* TASK TO COMPLETE: Read the entries below and pull out each line with the string "photo".

(RECORDS SUPPLIED Opens)

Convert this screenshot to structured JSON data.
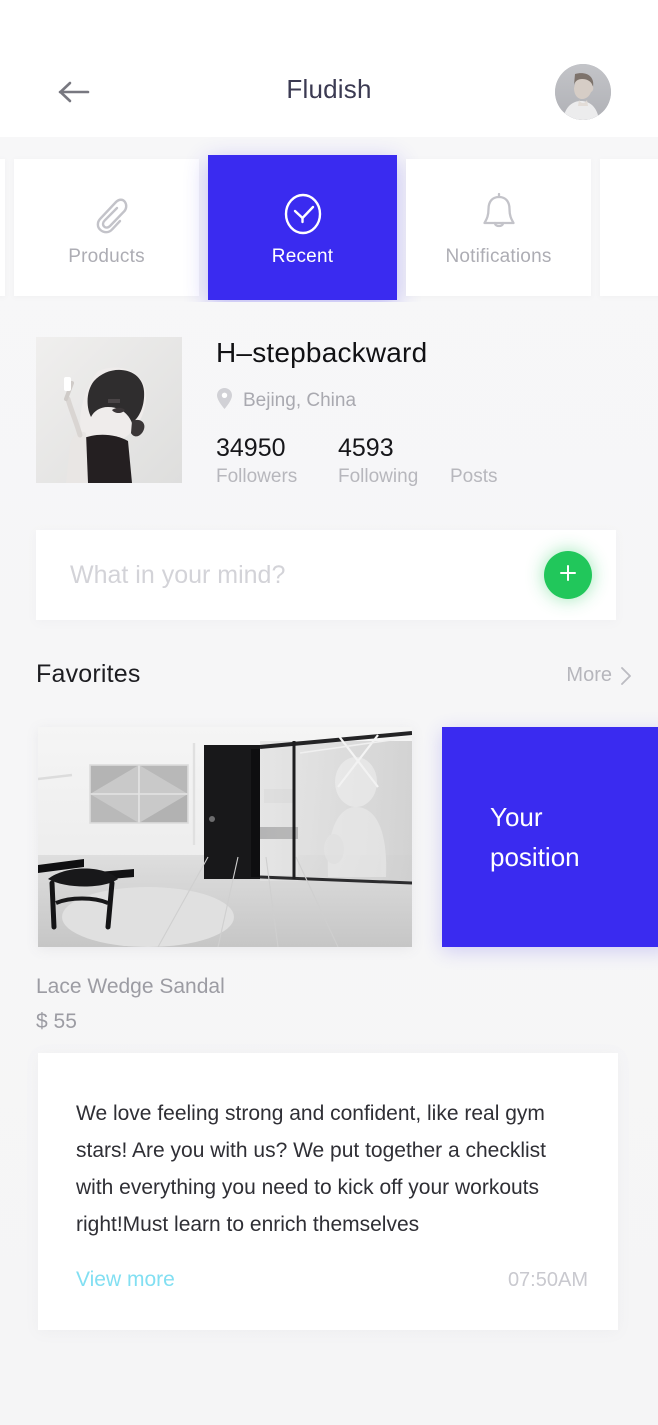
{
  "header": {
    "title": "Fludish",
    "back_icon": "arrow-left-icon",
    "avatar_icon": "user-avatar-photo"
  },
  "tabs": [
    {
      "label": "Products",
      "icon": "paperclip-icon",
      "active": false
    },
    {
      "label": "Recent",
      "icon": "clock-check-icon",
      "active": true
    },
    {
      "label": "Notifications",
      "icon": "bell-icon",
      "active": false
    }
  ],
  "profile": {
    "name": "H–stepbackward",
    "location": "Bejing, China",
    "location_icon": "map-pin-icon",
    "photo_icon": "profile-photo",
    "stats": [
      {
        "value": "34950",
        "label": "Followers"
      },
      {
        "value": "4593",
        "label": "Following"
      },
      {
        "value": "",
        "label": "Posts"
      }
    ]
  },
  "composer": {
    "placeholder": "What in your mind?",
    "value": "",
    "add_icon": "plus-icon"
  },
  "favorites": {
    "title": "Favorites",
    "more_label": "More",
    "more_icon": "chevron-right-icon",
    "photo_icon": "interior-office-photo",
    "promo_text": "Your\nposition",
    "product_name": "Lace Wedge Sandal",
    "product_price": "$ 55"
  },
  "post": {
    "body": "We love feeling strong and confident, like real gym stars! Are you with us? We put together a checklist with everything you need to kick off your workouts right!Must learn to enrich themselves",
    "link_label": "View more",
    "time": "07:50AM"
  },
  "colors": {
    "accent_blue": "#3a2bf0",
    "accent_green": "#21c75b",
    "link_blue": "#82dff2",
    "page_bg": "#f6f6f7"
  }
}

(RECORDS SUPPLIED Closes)
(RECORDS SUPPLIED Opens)

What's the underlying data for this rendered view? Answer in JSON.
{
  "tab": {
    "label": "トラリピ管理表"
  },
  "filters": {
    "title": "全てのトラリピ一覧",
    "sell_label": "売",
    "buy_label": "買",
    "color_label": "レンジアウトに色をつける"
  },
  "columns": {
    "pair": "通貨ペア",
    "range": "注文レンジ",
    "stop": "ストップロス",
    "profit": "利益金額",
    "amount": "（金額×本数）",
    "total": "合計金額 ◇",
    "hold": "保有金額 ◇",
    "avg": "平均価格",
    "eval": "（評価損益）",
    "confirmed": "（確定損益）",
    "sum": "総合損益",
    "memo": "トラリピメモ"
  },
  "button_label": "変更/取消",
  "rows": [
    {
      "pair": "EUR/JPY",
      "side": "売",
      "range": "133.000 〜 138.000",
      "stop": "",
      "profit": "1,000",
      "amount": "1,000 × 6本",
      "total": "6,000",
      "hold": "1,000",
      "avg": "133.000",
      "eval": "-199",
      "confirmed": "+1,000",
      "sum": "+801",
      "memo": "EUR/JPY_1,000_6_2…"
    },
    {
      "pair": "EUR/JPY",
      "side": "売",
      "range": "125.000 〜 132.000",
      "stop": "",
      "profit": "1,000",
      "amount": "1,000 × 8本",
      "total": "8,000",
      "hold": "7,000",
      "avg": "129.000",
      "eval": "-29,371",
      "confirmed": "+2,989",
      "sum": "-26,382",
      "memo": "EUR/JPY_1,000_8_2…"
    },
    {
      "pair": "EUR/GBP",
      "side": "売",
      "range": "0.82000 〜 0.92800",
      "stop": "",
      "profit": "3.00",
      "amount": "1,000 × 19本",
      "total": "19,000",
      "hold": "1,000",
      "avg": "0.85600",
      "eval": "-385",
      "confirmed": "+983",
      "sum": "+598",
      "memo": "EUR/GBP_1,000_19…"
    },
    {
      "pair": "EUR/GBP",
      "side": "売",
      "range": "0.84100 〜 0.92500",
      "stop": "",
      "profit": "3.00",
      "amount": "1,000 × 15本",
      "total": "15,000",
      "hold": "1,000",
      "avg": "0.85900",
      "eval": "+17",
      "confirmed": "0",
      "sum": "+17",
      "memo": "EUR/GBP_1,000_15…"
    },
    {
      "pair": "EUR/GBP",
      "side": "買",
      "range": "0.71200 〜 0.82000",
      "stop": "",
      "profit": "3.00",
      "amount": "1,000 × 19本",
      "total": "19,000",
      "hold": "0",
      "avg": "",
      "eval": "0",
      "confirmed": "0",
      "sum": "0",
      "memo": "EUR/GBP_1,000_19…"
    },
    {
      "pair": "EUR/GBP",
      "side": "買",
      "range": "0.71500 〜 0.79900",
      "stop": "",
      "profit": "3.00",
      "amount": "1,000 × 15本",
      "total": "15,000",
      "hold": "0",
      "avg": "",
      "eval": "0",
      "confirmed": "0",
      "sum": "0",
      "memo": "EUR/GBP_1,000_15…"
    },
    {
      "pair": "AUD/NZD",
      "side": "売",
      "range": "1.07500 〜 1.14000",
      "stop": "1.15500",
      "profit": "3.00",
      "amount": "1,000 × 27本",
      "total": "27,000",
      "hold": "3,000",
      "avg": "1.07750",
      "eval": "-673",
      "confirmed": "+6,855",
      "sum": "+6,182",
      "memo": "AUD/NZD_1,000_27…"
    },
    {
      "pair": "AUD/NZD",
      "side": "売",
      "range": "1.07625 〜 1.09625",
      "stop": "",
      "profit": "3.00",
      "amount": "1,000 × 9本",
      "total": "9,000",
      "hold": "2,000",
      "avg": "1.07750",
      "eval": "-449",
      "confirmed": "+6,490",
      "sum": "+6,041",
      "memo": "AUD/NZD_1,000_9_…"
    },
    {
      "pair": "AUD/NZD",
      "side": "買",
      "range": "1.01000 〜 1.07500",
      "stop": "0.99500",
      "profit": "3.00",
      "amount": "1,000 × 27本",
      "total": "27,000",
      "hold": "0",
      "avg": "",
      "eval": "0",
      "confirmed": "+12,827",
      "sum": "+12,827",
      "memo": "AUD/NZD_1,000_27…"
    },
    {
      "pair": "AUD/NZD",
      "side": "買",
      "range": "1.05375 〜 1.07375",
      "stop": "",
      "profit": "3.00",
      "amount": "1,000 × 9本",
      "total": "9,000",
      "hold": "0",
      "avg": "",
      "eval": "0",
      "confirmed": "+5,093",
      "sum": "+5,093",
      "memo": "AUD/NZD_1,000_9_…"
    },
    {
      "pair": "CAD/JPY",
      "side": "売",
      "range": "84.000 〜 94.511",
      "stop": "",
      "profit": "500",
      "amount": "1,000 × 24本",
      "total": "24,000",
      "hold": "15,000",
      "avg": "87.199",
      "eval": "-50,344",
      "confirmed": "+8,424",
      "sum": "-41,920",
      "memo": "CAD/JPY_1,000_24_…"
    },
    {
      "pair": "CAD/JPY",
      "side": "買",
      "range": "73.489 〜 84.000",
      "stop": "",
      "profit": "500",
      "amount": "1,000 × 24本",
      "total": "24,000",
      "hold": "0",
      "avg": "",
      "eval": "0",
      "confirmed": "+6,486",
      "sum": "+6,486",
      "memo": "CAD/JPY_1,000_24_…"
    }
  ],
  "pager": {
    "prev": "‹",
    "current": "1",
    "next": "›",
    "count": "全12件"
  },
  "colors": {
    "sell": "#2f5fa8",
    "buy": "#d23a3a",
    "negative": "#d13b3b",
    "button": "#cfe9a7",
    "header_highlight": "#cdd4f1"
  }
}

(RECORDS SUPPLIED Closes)
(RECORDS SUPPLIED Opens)

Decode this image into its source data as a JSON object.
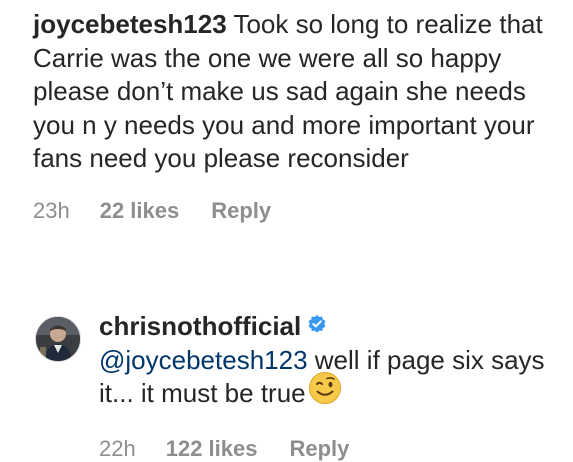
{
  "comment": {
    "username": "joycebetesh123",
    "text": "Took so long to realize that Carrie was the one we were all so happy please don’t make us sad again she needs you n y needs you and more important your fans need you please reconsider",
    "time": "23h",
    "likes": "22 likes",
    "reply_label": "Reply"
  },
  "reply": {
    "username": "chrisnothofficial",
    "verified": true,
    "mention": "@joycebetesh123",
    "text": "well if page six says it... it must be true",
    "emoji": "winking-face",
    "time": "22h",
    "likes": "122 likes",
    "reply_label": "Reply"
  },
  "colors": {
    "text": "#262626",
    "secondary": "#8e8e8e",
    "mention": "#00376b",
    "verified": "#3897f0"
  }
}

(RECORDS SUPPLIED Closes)

* SOLUTION TO THIS TASK:
    "avatar_icon": "user-avatar-photo"
    "photo_icon": "profile-photo",
    "photo_icon": "interior-office-photo",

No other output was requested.